You want to add a new truck to your fleet, but what should you go with – new or used? This is a never-ending debate, but it doesn’t have to leave you paralyzed. The best move for you will depend on your individual circumstances. Here’s how to figure out which way you should turn.
This article covers a lot of the pros of buying used. And, there are indeed a lot of lessons you can learn from Walmart. For example –
Used is great when you have a scheduled maintenance program in place. All vehicles need maintenance.
Fuel economy can be improved on older vehicles with low rolling resistance tires. While Walmart doesn’t come right out and say it, one of the ways you can improve your fleet’s gas mileage on an older vehicle is to get low rolling resistance tires. These are special tires that minimize wasted energy as the tire rolls. The effect? Higher energy efficiency and reduced fuel costs.
Negotiating repairs on older vehicles can be done through independent shops cost-effectively. Independent shops love fleet business because it’s regular income. They have an incentive to do right by you. With older vehicles, you aren’t as inclined to take them to a dealer, either, because there’s no warranty to be concerned about. The bottom line is that you end up with significant savings both from going with an independent mechanic and from the quantity discount.
Take advantage of EPA emissions laws and newer vehicle efficiencies. If you can score a really old vehicle that’s still in good shape, you might be able to avoid some of the more expensive emissions tests done of vehicle post 1996. Even if you can’t find an older vehicle, you may still benefit from improved efficiency on newer model vehicles.
Good selection of late model vehicles ensures you pay once for the vehicle, and depreciation doesn’t kill you. With a used vehicle, you aren’t paying the depreciation costs. Someone else has already done that for you. That’s good business and it saves you money.
Of course, it’s not always rainbows and unicorns. There are some cons to going with used. Used trucks can hide all manner of problems that you’ll never find out about until you’re out there on the road. From compromised CV joints to weakened head gaskets, wear parts love to wear out on you when you need them the most.
If you’re buying a vehicle in the north, be aware that rust is a major problem in states like NY, NJ, and VT, because local and state governments heavily salt and sand the roads. It’s not uncommon to experience a rusted gas or brake line within a year or two of buying a used vehicle.

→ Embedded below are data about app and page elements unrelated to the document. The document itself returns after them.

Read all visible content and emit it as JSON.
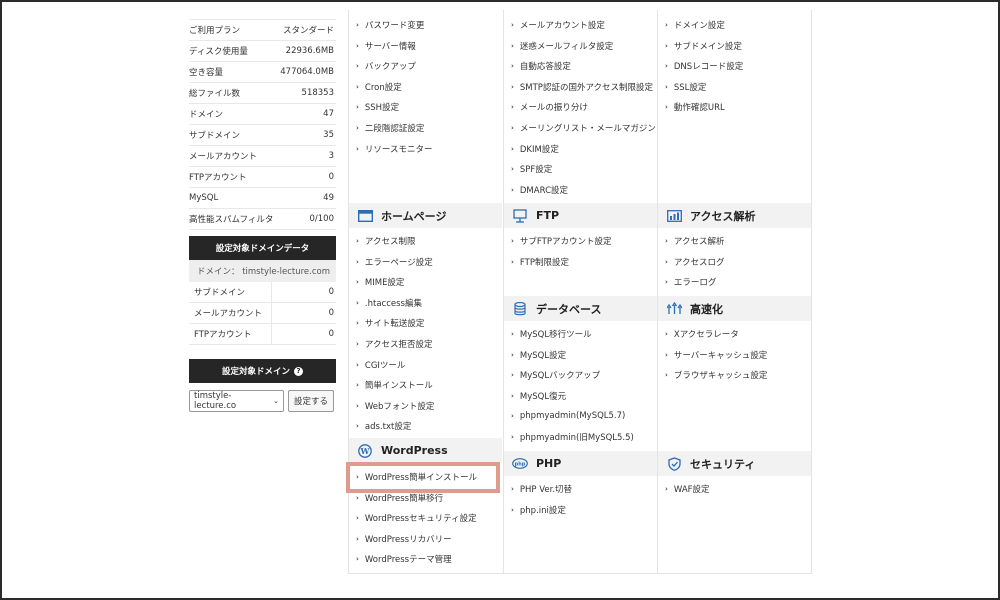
{
  "sidebar": {
    "stats": [
      {
        "label": "ご利用プラン",
        "value": "スタンダード"
      },
      {
        "label": "ディスク使用量",
        "value": "22936.6MB"
      },
      {
        "label": "空き容量",
        "value": "477064.0MB"
      },
      {
        "label": "総ファイル数",
        "value": "518353"
      },
      {
        "label": "ドメイン",
        "value": "47"
      },
      {
        "label": "サブドメイン",
        "value": "35"
      },
      {
        "label": "メールアカウント",
        "value": "3"
      },
      {
        "label": "FTPアカウント",
        "value": "0"
      },
      {
        "label": "MySQL",
        "value": "49"
      },
      {
        "label": "高性能スパムフィルタ",
        "value": "0/100"
      }
    ],
    "domain_data_title": "設定対象ドメインデータ",
    "domain_line": "ドメイン： timstyle-lecture.com",
    "domain_stats": [
      {
        "label": "サブドメイン",
        "value": "0"
      },
      {
        "label": "メールアカウント",
        "value": "0"
      },
      {
        "label": "FTPアカウント",
        "value": "0"
      }
    ],
    "target_domain_title": "設定対象ドメイン",
    "select_value": "timstyle-lecture.co",
    "set_button": "設定する"
  },
  "menu": {
    "col1_top": [
      "パスワード変更",
      "サーバー情報",
      "バックアップ",
      "Cron設定",
      "SSH設定",
      "二段階認証設定",
      "リソースモニター"
    ],
    "col2_top": [
      "メールアカウント設定",
      "迷惑メールフィルタ設定",
      "自動応答設定",
      "SMTP認証の国外アクセス制限設定",
      "メールの振り分け",
      "メーリングリスト・メールマガジン",
      "DKIM設定",
      "SPF設定",
      "DMARC設定"
    ],
    "col3_top": [
      "ドメイン設定",
      "サブドメイン設定",
      "DNSレコード設定",
      "SSL設定",
      "動作確認URL"
    ],
    "homepage": {
      "title": "ホームページ",
      "items": [
        "アクセス制限",
        "エラーページ設定",
        "MIME設定",
        ".htaccess編集",
        "サイト転送設定",
        "アクセス拒否設定",
        "CGIツール",
        "簡単インストール",
        "Webフォント設定",
        "ads.txt設定"
      ]
    },
    "wordpress": {
      "title": "WordPress",
      "items": [
        "WordPress簡単インストール",
        "WordPress簡単移行",
        "WordPressセキュリティ設定",
        "WordPressリカバリー",
        "WordPressテーマ管理"
      ]
    },
    "ftp": {
      "title": "FTP",
      "items": [
        "サブFTPアカウント設定",
        "FTP制限設定"
      ]
    },
    "database": {
      "title": "データベース",
      "items": [
        "MySQL移行ツール",
        "MySQL設定",
        "MySQLバックアップ",
        "MySQL復元",
        "phpmyadmin(MySQL5.7)",
        "phpmyadmin(旧MySQL5.5)"
      ]
    },
    "php": {
      "title": "PHP",
      "items": [
        "PHP Ver.切替",
        "php.ini設定"
      ]
    },
    "access": {
      "title": "アクセス解析",
      "items": [
        "アクセス解析",
        "アクセスログ",
        "エラーログ"
      ]
    },
    "speed": {
      "title": "高速化",
      "items": [
        "Xアクセラレータ",
        "サーバーキャッシュ設定",
        "ブラウザキャッシュ設定"
      ]
    },
    "security": {
      "title": "セキュリティ",
      "items": [
        "WAF設定"
      ]
    }
  },
  "colors": {
    "highlight": "#e09a8e",
    "section_bg": "#f2f2f2",
    "dark_header": "#262626"
  }
}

Newer trucks just don’t have the maintenance that older trucks have. Sure, they have maintenance, but it’s a different kind of maintenance. You do take a hit on the depreciation, but you also have a warranty and low mileage, which can help keep extemporaneous costs down.
What Should You Buy?
If you’re looking to save money, and you can find a solid used vehicle with all its maintenance records, buy used. If you absolutely must have a low-mileage vehicle, you’re financing a large fleet, or you’re overly concerned about maintenance costs, buy new.
Keith Kofsky, Esq., is a 30-year veteran in the personal injury field. He has worked hard to protect accident victims of all ages. You can find his illuminating articles on many blogs and websites online.